Items from an interface collection:

****************

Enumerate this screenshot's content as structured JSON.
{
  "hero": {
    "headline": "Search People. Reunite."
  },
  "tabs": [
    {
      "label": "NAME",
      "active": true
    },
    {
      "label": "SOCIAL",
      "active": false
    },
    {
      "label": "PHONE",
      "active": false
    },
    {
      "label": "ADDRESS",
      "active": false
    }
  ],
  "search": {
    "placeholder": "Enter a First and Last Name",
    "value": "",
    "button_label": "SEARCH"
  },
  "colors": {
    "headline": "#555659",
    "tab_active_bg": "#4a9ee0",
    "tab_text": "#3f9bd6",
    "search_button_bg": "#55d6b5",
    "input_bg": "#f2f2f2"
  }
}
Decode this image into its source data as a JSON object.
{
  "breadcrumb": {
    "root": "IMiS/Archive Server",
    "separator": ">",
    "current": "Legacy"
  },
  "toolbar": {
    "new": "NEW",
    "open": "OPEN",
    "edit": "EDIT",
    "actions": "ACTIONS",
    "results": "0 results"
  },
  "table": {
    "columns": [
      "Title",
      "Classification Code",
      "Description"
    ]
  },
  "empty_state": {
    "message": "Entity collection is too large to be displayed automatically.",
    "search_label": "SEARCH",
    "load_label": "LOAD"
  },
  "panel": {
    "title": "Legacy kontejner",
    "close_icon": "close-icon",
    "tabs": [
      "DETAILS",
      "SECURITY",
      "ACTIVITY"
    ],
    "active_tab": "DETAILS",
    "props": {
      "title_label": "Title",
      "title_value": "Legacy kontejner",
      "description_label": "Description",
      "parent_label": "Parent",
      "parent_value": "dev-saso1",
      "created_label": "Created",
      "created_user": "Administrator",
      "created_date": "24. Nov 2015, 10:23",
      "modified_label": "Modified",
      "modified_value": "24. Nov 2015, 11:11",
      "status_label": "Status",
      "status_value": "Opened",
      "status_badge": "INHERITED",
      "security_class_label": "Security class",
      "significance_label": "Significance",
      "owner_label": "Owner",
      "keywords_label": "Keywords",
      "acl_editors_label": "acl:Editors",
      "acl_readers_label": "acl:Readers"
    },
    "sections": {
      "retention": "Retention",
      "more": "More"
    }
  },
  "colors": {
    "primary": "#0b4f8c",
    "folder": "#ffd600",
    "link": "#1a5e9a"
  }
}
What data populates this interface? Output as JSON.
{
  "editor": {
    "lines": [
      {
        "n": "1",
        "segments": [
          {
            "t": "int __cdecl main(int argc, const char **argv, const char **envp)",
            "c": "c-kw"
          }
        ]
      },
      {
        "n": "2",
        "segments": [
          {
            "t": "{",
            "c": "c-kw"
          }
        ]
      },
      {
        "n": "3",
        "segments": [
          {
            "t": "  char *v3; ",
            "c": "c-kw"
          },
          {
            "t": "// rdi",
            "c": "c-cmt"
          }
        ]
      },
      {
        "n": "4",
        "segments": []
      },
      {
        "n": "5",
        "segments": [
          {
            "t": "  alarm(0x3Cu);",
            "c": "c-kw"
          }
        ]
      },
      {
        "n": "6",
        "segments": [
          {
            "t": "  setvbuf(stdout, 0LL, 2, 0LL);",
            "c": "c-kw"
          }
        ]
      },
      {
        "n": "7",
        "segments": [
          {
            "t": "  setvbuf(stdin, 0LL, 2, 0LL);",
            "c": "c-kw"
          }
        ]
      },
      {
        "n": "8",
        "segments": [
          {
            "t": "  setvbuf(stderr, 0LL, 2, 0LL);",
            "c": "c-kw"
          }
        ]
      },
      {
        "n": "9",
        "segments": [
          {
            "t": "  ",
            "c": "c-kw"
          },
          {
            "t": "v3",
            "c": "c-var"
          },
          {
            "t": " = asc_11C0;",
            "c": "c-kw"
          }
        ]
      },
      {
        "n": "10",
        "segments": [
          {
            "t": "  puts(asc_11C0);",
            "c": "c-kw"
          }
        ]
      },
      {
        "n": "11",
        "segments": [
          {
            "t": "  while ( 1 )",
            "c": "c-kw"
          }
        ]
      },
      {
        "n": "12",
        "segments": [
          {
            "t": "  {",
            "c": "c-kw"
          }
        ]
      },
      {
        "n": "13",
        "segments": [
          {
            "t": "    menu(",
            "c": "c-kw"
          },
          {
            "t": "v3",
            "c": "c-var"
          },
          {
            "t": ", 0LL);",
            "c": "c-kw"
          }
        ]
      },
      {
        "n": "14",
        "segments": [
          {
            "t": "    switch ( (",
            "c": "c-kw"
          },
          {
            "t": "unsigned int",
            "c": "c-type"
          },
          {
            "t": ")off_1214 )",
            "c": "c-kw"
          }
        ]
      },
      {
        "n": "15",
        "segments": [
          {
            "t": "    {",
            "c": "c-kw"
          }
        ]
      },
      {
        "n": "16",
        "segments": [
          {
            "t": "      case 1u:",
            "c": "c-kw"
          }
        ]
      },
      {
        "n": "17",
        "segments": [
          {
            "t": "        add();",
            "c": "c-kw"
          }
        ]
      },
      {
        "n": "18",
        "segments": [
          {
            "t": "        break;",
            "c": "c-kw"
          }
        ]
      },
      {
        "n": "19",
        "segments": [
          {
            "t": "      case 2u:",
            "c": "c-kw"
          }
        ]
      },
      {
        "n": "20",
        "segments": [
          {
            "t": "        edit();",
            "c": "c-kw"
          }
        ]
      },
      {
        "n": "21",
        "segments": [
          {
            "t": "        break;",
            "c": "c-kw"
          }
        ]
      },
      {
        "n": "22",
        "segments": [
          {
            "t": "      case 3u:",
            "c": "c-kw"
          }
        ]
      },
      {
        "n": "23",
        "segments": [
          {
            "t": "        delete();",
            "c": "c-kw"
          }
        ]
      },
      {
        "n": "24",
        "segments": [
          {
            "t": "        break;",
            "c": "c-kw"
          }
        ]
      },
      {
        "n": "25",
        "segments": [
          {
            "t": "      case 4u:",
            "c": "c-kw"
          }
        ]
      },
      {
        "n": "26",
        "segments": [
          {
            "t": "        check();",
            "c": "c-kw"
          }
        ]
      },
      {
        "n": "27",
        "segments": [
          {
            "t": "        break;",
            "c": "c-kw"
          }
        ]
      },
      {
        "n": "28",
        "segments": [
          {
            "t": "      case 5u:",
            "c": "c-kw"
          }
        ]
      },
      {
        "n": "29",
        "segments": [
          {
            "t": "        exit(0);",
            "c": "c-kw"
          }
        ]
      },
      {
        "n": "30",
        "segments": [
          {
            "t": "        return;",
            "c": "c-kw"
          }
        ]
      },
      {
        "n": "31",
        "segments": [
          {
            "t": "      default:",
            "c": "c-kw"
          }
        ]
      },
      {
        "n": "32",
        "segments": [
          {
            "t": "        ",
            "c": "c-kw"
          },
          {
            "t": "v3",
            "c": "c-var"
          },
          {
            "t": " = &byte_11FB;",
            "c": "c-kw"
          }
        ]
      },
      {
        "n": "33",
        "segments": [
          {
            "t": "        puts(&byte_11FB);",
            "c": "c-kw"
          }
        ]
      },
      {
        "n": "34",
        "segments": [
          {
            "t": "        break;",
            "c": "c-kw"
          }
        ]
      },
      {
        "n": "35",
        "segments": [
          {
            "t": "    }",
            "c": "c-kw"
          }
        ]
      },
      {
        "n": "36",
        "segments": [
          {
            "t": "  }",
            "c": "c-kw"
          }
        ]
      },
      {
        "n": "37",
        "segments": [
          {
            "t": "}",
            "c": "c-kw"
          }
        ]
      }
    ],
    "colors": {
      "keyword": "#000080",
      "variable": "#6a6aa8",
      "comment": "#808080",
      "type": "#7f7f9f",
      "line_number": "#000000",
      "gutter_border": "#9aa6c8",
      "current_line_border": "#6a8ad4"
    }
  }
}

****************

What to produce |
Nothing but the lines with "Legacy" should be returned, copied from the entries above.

Finished exercise |
    "current": "Legacy"
    "title": "Legacy kontejner",
      "title_value": "Legacy kontejner",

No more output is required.